The question whether plaintiffs' original attack on the alleged inconsistency between Nebraska law and EAHCA is now moot need not detain us long. The inconsistency has disappeared, and there is no measurable possibility that it will ever recur. To pursue the issue now would be to render an advisory opinion, which we may not do under Article III of the Constitution. For the reasons ably set forth by the District Court, the question of conflict between the state and federal laws is no longer a live controversy. See Rose v. Nebraska, 530 F.Supp. 295, 298-99 (D.Neb.1981). Plaintiffs make certain other complaints about the Nebraska procedure implementing EAHCA, but these questions were resolved against them by this Court on the prior appeal. "The record establishes that the placement hearing was free from procedural error, save for the alleged impermissible review by the Commissioner." Monahan v. Nebraska, 645 F.2d 592, 599 (8th Cir. 1981). So far as prospective injunctive relief against the operation of the Nebraska statutory scheme is concerned, this case is moot.
Even though the plaintiffs' attacks on the Nebraska procedural scheme for reviewing EAHCA complaints are moot, however, plaintiffs might still be entitled to review of the substantive decision made in the placement of their children, and they so contend on this appeal. We agree with the District Court that these issues are also moot. Marla Rose became 18 years of age on February 3, 1981, and on May 3, 1981, she married Timothy Corrado. Under Neb.Rev.Stat. § 38-101 (1978), Marla's minority ended with her marriage, and her residence therefore no longer automatically follows that of her parents. She and her husband have moved out of the Omaha School District, which was the principal defendant below, and, since February 6, 1981, Marla has voluntarily ceased attending classes. She now lives in another school district and does not attend school. While she has stated that she plans to move back to the Omaha School District and continue her education, we are not told when this will occur. Whether it will ever actually happen is speculative, and therefore the issues she raises about her proper educational placement are not yet ripe for adjudication. Given these circumstances, it would be improper for us to address her requests for declaratory and injunctive relief.
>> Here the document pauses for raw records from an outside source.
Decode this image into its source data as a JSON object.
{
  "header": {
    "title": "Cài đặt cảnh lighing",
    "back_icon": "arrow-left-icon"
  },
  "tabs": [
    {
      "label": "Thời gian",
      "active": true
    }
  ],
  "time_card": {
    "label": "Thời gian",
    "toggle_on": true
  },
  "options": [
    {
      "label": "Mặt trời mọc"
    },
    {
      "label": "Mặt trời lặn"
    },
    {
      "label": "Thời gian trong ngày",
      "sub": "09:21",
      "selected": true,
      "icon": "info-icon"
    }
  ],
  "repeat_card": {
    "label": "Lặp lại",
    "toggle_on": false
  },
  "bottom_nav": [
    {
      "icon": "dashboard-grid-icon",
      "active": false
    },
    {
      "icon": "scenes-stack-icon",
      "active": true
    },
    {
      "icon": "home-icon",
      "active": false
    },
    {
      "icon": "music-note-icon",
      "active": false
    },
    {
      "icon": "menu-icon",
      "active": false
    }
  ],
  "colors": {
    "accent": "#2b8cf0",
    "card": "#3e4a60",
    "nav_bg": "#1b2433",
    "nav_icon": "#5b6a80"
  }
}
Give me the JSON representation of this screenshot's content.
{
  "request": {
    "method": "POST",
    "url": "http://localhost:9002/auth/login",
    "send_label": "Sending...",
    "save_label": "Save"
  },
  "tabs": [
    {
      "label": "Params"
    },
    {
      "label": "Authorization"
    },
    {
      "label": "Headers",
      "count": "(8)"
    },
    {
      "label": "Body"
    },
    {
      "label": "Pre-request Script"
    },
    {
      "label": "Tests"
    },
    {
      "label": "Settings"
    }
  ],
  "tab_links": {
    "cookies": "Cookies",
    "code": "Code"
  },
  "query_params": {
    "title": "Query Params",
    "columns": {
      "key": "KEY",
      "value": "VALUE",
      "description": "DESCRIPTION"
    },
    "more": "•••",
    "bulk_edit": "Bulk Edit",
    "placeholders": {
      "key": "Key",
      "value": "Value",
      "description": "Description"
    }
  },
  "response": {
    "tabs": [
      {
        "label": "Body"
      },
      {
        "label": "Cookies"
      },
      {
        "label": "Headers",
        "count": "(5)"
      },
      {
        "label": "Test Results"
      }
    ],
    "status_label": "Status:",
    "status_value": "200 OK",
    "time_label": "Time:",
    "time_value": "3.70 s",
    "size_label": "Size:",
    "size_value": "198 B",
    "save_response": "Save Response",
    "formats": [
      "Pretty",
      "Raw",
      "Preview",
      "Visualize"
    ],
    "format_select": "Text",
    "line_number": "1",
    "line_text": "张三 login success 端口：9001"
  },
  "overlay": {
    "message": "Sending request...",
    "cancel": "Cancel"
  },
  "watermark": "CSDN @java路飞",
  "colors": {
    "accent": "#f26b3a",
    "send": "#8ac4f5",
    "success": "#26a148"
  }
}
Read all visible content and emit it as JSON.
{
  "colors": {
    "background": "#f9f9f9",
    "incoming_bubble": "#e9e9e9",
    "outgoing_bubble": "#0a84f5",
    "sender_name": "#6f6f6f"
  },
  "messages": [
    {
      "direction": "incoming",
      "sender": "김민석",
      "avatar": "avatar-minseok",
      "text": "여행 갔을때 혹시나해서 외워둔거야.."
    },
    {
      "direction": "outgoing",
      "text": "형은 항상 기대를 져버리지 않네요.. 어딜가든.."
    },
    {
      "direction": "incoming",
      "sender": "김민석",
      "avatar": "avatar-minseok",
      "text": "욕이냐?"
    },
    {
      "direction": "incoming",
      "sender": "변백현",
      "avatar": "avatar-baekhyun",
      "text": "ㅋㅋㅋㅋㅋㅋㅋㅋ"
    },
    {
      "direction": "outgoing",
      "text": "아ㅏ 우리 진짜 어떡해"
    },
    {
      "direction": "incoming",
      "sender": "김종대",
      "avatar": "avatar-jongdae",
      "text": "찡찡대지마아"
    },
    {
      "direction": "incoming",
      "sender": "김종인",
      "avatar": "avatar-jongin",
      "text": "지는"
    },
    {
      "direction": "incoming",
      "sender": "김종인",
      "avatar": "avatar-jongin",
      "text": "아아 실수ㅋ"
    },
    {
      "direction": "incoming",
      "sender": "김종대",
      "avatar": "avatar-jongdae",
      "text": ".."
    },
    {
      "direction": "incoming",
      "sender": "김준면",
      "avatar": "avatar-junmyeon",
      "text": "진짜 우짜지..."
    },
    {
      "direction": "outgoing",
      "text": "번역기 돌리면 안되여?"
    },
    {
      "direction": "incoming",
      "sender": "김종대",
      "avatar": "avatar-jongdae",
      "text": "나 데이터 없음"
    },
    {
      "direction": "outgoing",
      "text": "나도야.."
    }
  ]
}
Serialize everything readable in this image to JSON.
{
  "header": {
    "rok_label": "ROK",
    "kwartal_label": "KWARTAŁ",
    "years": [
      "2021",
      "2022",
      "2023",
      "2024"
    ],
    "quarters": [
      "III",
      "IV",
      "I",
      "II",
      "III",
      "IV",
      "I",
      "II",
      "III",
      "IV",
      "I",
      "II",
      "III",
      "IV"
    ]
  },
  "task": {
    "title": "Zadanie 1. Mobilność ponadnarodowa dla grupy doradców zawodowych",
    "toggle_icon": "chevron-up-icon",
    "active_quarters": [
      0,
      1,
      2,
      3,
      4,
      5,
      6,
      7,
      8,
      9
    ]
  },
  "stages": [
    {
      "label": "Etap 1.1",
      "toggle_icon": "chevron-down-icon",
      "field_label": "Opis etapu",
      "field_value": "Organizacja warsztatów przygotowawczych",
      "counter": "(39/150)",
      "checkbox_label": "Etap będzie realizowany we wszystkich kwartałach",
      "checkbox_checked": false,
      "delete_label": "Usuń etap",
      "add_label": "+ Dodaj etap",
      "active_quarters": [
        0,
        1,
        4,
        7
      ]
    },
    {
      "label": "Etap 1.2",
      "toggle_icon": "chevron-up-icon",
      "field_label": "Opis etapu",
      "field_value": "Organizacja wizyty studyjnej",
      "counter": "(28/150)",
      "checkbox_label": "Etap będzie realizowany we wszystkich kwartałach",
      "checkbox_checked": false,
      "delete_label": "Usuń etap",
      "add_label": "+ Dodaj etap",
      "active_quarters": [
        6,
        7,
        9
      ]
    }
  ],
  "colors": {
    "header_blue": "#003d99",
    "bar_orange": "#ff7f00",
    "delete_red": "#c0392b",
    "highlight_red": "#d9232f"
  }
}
See DeFunis v. Odegaard, 416 U.S. 312, 94 S.Ct. 1704, 40 L.Ed.2d 164 (1974).
The plaintiff Monahan contends that the question of his son, Daniel's, proper placement is not moot. Mr. Monahan wants this Court to direct the Omaha School District to contract with the Millard School District, School District No. 17, so that Daniel can attend the Developmental Center at the George Norris School, within the Millard School District, at the expense of the Omaha School District. As to this claim, we again agree with the District Court that relief is barred, not because of mootness, but because of failure to exhaust administrative remedies. Monahan never invoked the impartial hearing process provided by state law. On the prior appeal, we excused his failure to exhaust because of his contention, which undoubtedly had substance, that the procedures provided by Nebraska statutes were in conflict with federal law. It would make no sense to require someone to exhaust an administrative remedy when his very contention is that the remedy provided is unlawful. As we stated on the prior appeal 645 F.2d at 597: "Although the federal framework mandates...
To continue readingFREE SIGN UP